GOCE has been called the “Ferrari of space” because of its sleek, aerodynamic design. This designer spacecraft has mapped variations in Earth’s gravity with extreme detail, resulting in a unique model of the “geoid“, which is essentially a virtual surface where water does not flow from one point to another.

The spacecraft will run out of fuel in mid-October and the satellite will begin its descent towards Earth from a height of about 224 km above the planet.

Most of GOCE is expected to disintegrate in the atmosphere, but the control team says that several parts might reach the planet’s surface.

It is unknown when and where these parts might land, but the scientists expect to narrow the affected area closer to time for reentry, which is expected to occur around three weeks after the fuel is depleted.

The expected danger to life or property is very low as approximately two-thirds of the Earth is covered by oceans and vast areas are thinly populated.

Each year, around 40 tons of space debris reaches the ground, but the spread and size means that a person’s risk of being struck is lower than that of being hit by a meteorite.

An international campaign involving the Inter-Agency Space Debris Coordination Committee is monitoring the descent. The ESA’s Space Debris Office is also monitoring the descent and will issue reentry predictions and risk assessments. ESA will continue to update its member states and the relevant safety authorities.

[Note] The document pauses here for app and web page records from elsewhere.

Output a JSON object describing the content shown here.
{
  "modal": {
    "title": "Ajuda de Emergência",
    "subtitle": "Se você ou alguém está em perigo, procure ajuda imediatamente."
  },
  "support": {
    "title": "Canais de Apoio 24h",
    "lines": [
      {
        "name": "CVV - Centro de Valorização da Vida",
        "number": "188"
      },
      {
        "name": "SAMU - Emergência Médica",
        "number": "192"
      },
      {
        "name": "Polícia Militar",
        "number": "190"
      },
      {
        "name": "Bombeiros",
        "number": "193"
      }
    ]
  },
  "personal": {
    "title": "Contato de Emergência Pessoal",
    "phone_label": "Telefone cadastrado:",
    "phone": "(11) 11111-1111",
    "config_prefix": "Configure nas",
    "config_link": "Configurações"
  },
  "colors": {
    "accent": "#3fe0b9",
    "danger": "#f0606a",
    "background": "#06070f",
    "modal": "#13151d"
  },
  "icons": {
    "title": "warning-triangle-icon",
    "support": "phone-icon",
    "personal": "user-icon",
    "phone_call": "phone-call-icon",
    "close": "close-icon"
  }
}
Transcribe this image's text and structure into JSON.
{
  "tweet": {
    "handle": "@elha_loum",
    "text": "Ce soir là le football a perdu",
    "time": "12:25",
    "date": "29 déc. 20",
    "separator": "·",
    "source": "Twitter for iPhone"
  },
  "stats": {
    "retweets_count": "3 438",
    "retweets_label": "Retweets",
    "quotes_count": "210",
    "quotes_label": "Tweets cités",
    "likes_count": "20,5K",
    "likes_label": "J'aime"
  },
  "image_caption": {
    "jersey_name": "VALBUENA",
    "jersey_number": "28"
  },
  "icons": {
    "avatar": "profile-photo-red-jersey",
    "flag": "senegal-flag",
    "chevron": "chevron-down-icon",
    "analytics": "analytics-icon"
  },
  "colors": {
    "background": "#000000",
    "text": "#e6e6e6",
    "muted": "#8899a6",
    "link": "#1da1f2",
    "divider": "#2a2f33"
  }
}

Source: April Flowers for redOrbit.com - Your Universe Online